Your task: If a line in the entries includes "Windows", show that line.

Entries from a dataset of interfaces
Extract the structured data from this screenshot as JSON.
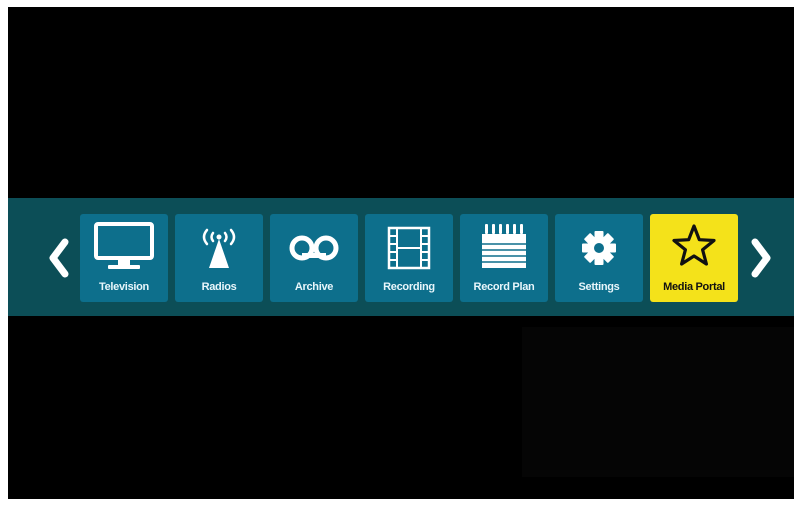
{
  "colors": {
    "screen_background": "#000000",
    "menu_bar": "#0c4e57",
    "tile": "#0d6f8c",
    "tile_active": "#f4e21a",
    "icon": "#ffffff",
    "label": "#e8f6fb",
    "label_active": "#111111"
  },
  "menu": {
    "previous_icon": "chevron-left-icon",
    "next_icon": "chevron-right-icon",
    "selected_index": 6,
    "items": [
      {
        "label": "Television",
        "icon": "tv-icon"
      },
      {
        "label": "Radios",
        "icon": "antenna-icon"
      },
      {
        "label": "Archive",
        "icon": "tape-icon"
      },
      {
        "label": "Recording",
        "icon": "film-icon"
      },
      {
        "label": "Record Plan",
        "icon": "calendar-icon"
      },
      {
        "label": "Settings",
        "icon": "gear-icon"
      },
      {
        "label": "Media Portal",
        "icon": "star-icon"
      }
    ]
  }
}
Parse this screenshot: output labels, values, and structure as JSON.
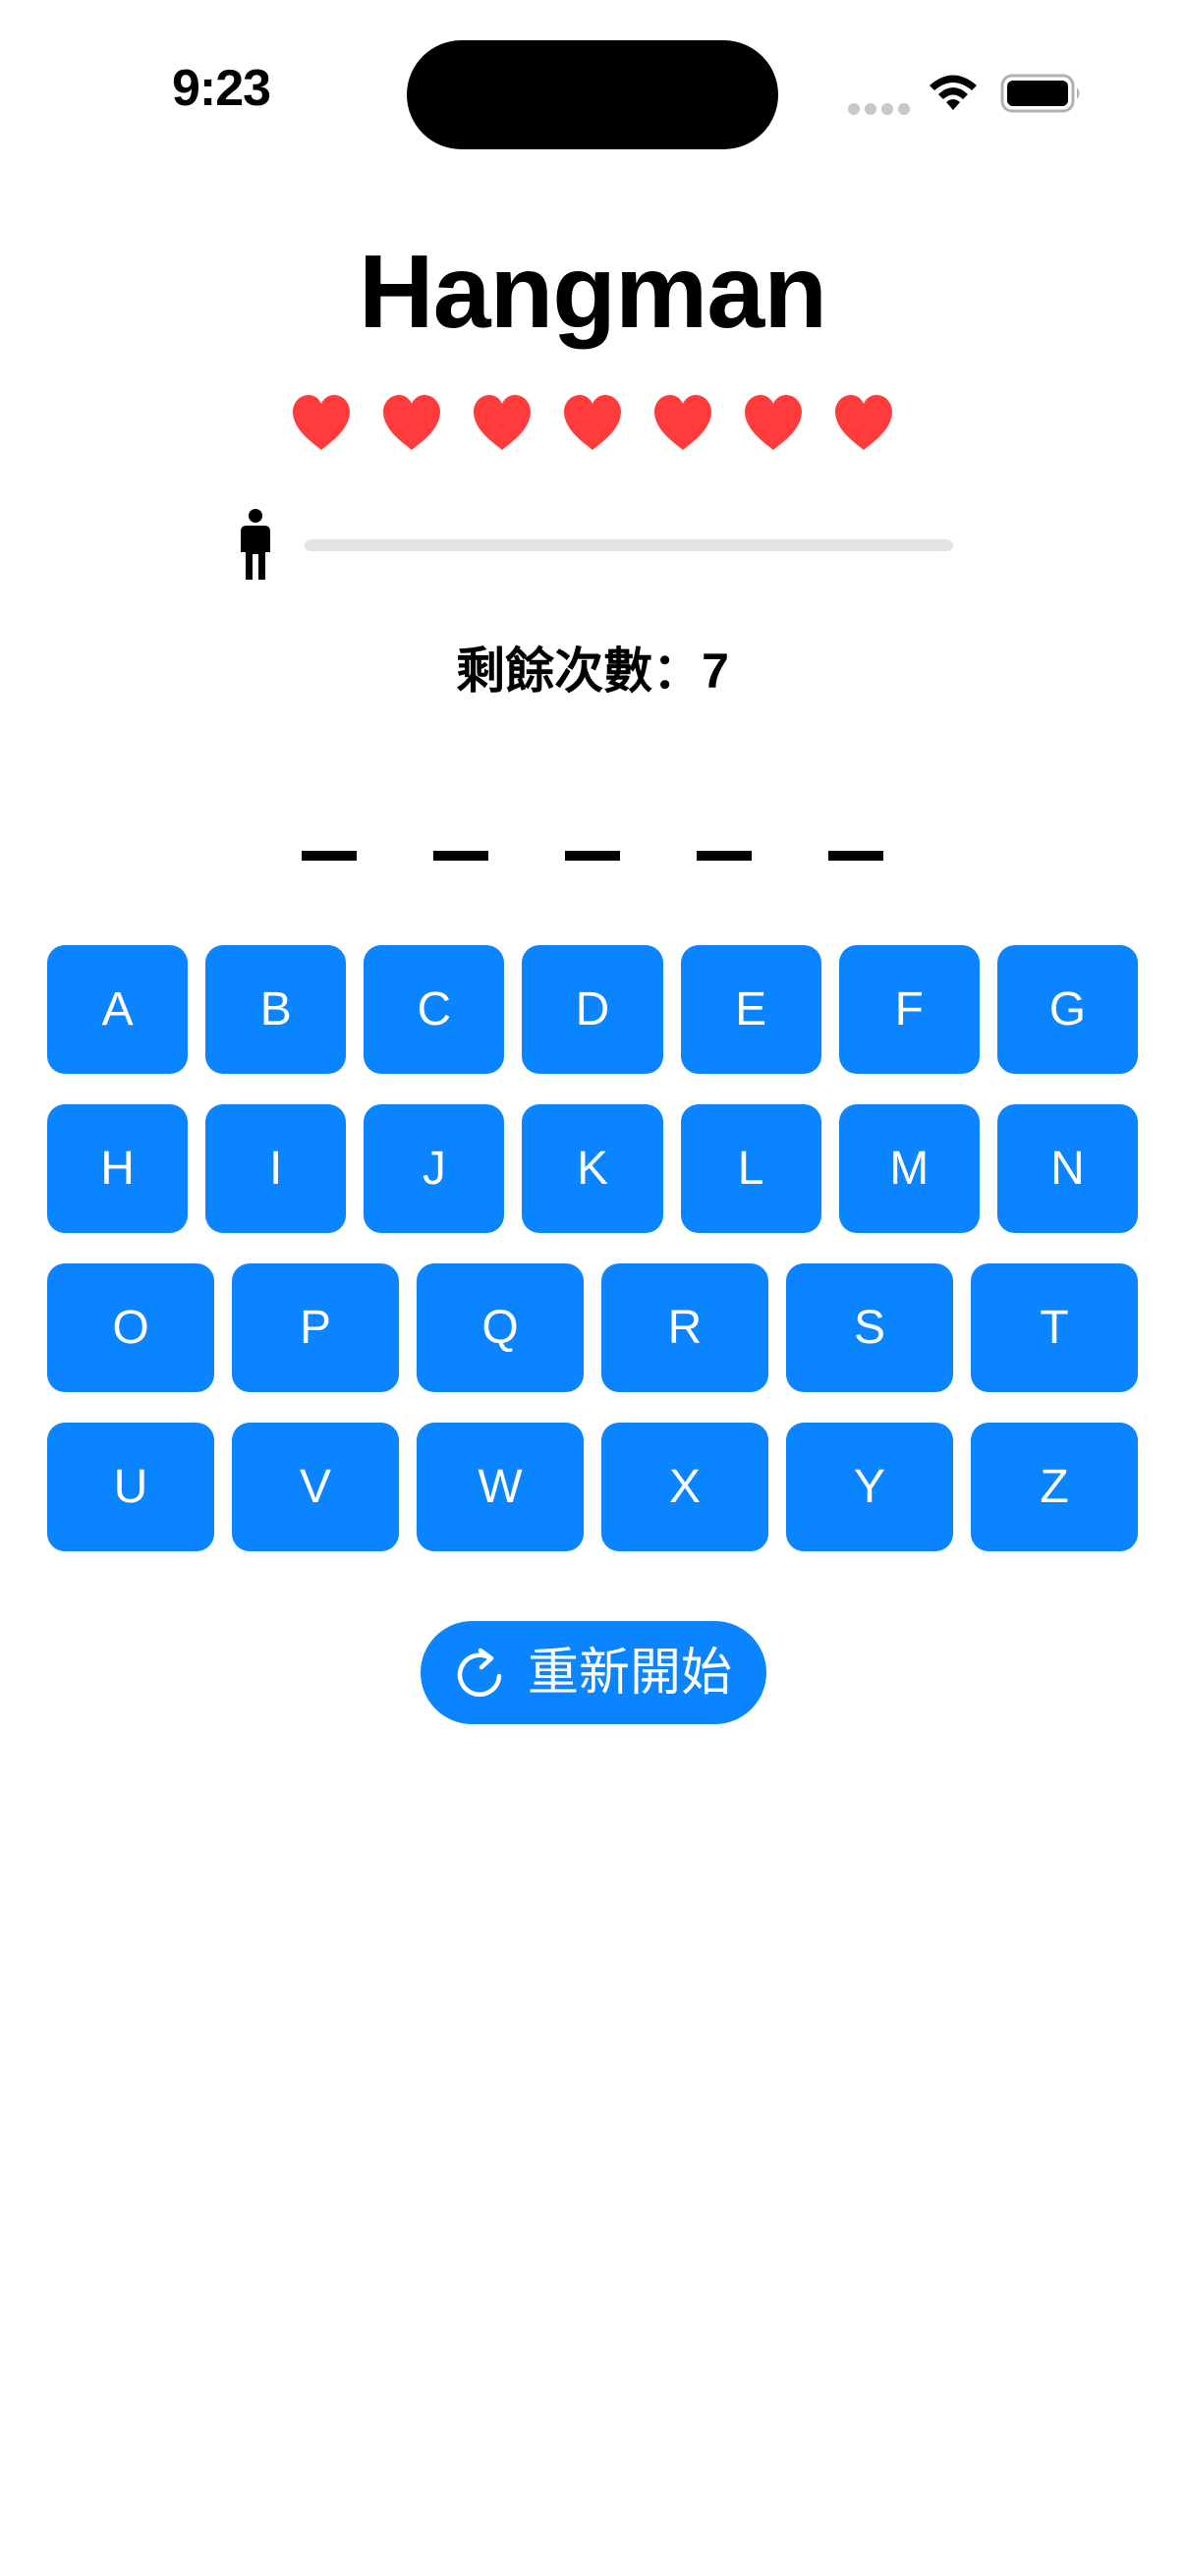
{
  "status_bar": {
    "time": "9:23"
  },
  "app": {
    "title": "Hangman",
    "lives_total": 7,
    "lives_remaining": 7,
    "progress_fraction": 0,
    "remaining_text": "剩餘次數：7",
    "word_slots": [
      "",
      "",
      "",
      "",
      ""
    ],
    "keyboard_rows": [
      [
        "A",
        "B",
        "C",
        "D",
        "E",
        "F",
        "G"
      ],
      [
        "H",
        "I",
        "J",
        "K",
        "L",
        "M",
        "N"
      ],
      [
        "O",
        "P",
        "Q",
        "R",
        "S",
        "T"
      ],
      [
        "U",
        "V",
        "W",
        "X",
        "Y",
        "Z"
      ]
    ],
    "restart_label": "重新開始",
    "restart_icon": "arrow-clockwise-icon",
    "heart_icon": "heart-icon",
    "person_icon": "person-icon"
  },
  "colors": {
    "accent": "#0a84ff",
    "heart": "#ff3b3b",
    "text": "#000000",
    "track": "#e3e3e6"
  }
}
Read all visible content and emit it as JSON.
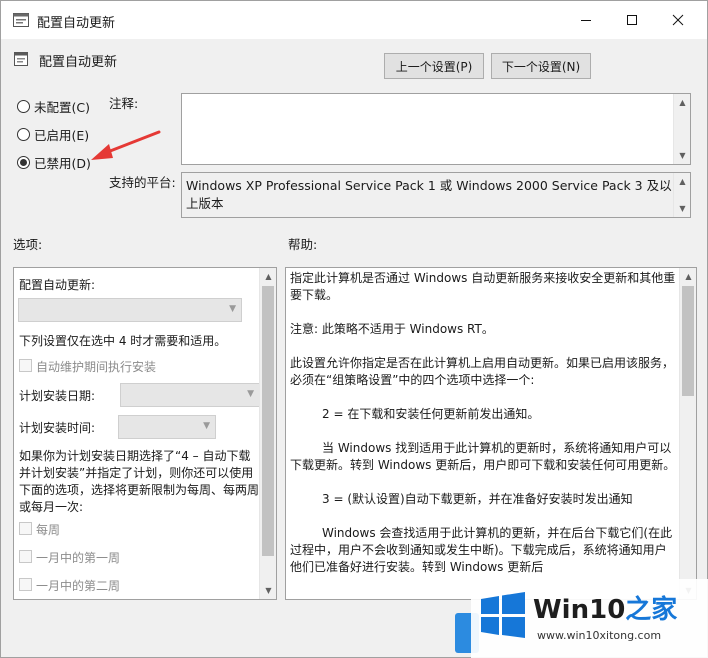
{
  "window": {
    "title": "配置自动更新",
    "controls": {
      "minimize": "minimize",
      "maximize": "maximize",
      "close": "close"
    }
  },
  "header": {
    "policy_title": "配置自动更新"
  },
  "nav": {
    "prev_label": "上一个设置(P)",
    "next_label": "下一个设置(N)"
  },
  "state": {
    "options": [
      {
        "label": "未配置(C)",
        "checked": false
      },
      {
        "label": "已启用(E)",
        "checked": false
      },
      {
        "label": "已禁用(D)",
        "checked": true
      }
    ]
  },
  "comment": {
    "label": "注释:",
    "value": ""
  },
  "platform": {
    "label": "支持的平台:",
    "value": "Windows XP Professional Service Pack 1 或 Windows 2000 Service Pack 3 及以上版本"
  },
  "options_section": {
    "label": "选项:",
    "config_label": "配置自动更新:",
    "note": "下列设置仅在选中 4 时才需要和适用。",
    "maint_checkbox": "自动维护期间执行安装",
    "schedule_day_label": "计划安装日期:",
    "schedule_time_label": "计划安装时间:",
    "schedule_para": "如果你为计划安装日期选择了“4 – 自动下载并计划安装”并指定了计划，则你还可以使用下面的选项，选择将更新限制为每周、每两周或每月一次:",
    "weekly": "每周",
    "first_week": "一月中的第一周",
    "second_week": "一月中的第二周"
  },
  "help_section": {
    "label": "帮助:",
    "paragraphs": [
      "指定此计算机是否通过 Windows 自动更新服务来接收安全更新和其他重要下载。",
      "注意: 此策略不适用于 Windows RT。",
      "此设置允许你指定是否在此计算机上启用自动更新。如果已启用该服务，必须在“组策略设置”中的四个选项中选择一个:",
      "2 = 在下载和安装任何更新前发出通知。",
      "当 Windows 找到适用于此计算机的更新时，系统将通知用户可以下载更新。转到 Windows 更新后，用户即可下载和安装任何可用更新。",
      "3 = (默认设置)自动下载更新，并在准备好安装时发出通知",
      "Windows 会查找适用于此计算机的更新，并在后台下载它们(在此过程中，用户不会收到通知或发生中断)。下载完成后，系统将通知用户他们已准备好进行安装。转到 Windows 更新后"
    ]
  },
  "watermark": {
    "brand_prefix": "Win10",
    "brand_suffix": "之家",
    "url": "www.win10xitong.com"
  },
  "colors": {
    "annotation_arrow": "#e53935",
    "watermark_blue": "#1677d8"
  }
}
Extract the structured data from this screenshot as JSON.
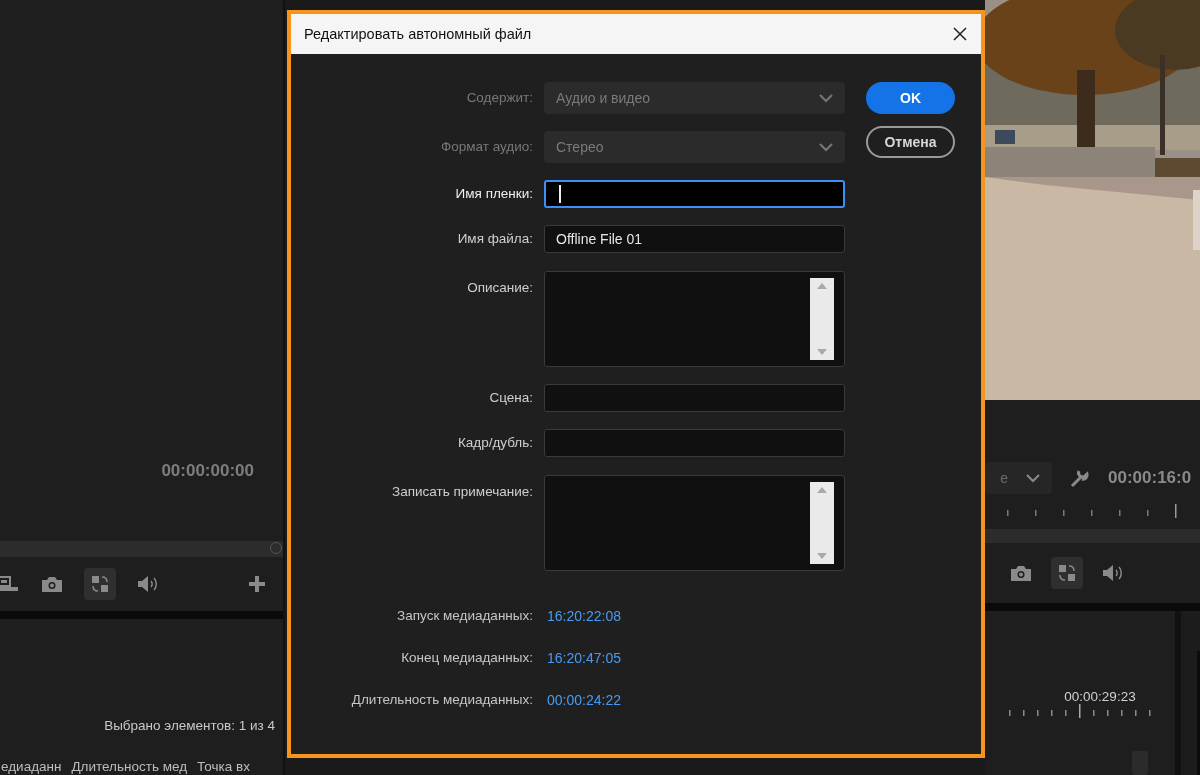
{
  "source_monitor": {
    "timecode": "00:00:00:00",
    "swap_on": true
  },
  "project_panel": {
    "selection_count": "Выбрано элементов: 1 из 4",
    "columns": [
      "едиаданн",
      "Длительность мед",
      "Точка вх"
    ]
  },
  "program_monitor": {
    "zoom_value": "е",
    "timecode": "00:00:16:0",
    "swap_on": true
  },
  "timeline": {
    "timecode": "00:00:29:23"
  },
  "dialog": {
    "title": "Редактировать автономный файл",
    "fields": [
      {
        "label": "Содержит:",
        "kind": "dropdown",
        "value": "Аудио и видео",
        "disabled": true,
        "focused": false
      },
      {
        "label": "Формат аудио:",
        "kind": "dropdown",
        "value": "Стерео",
        "disabled": true,
        "focused": false
      },
      {
        "label": "Имя пленки:",
        "kind": "input",
        "disabled": false,
        "focused": true
      },
      {
        "label": "Имя файла:",
        "kind": "input",
        "value": "Offline File 01",
        "disabled": false,
        "focused": false
      },
      {
        "label": "Описание:",
        "kind": "textarea",
        "disabled": false,
        "focused": false
      },
      {
        "label": "Сцена:",
        "kind": "input",
        "disabled": false,
        "focused": false
      },
      {
        "label": "Кадр/дубль:",
        "kind": "input",
        "disabled": false,
        "focused": false
      },
      {
        "label": "Записать примечание:",
        "kind": "textarea",
        "disabled": false,
        "focused": false
      }
    ],
    "buttons": [
      {
        "label": "OK",
        "kind": "primary"
      },
      {
        "label": "Отмена",
        "kind": "secondary"
      }
    ],
    "info": [
      {
        "label": "Запуск медиаданных:",
        "value": "16:20:22:08"
      },
      {
        "label": "Конец медиаданных:",
        "value": "16:20:47:05"
      },
      {
        "label": "Длительность медиаданных:",
        "value": "00:00:24:22"
      }
    ]
  }
}
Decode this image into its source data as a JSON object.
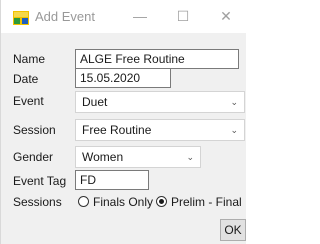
{
  "window": {
    "title": "Add Event",
    "minimize": "—",
    "maximize": "☐",
    "close": "✕",
    "icon": "app-logo-icon"
  },
  "form": {
    "name_label": "Name",
    "name_value": "ALGE Free Routine",
    "date_label": "Date",
    "date_value": "15.05.2020",
    "event_label": "Event",
    "event_value": "Duet",
    "session_label": "Session",
    "session_value": "Free Routine",
    "gender_label": "Gender",
    "gender_value": "Women",
    "event_tag_label": "Event Tag",
    "event_tag_value": "FD",
    "sessions_label": "Sessions",
    "sessions_options": [
      "Finals Only",
      "Prelim - Final"
    ],
    "sessions_selected": "Prelim - Final"
  },
  "buttons": {
    "ok": "OK"
  },
  "colors": {
    "dialog_bg": "#f0f0f0",
    "titlebar_bg": "#ffffff",
    "icon_yellow": "#f2c200",
    "icon_green": "#2e9a3a",
    "icon_blue": "#1f5fbf"
  }
}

Answer space:
    "value": "Windows XP Professional Service Pack 1 或 Windows 2000 Service Pack 3 及以上版本"
      "指定此计算机是否通过 Windows 自动更新服务来接收安全更新和其他重要下载。",
      "注意: 此策略不适用于 Windows RT。",
      "当 Windows 找到适用于此计算机的更新时，系统将通知用户可以下载更新。转到 Windows 更新后，用户即可下载和安装任何可用更新。",
      "Windows 会查找适用于此计算机的更新，并在后台下载它们(在此过程中，用户不会收到通知或发生中断)。下载完成后，系统将通知用户他们已准备好进行安装。转到 Windows 更新后"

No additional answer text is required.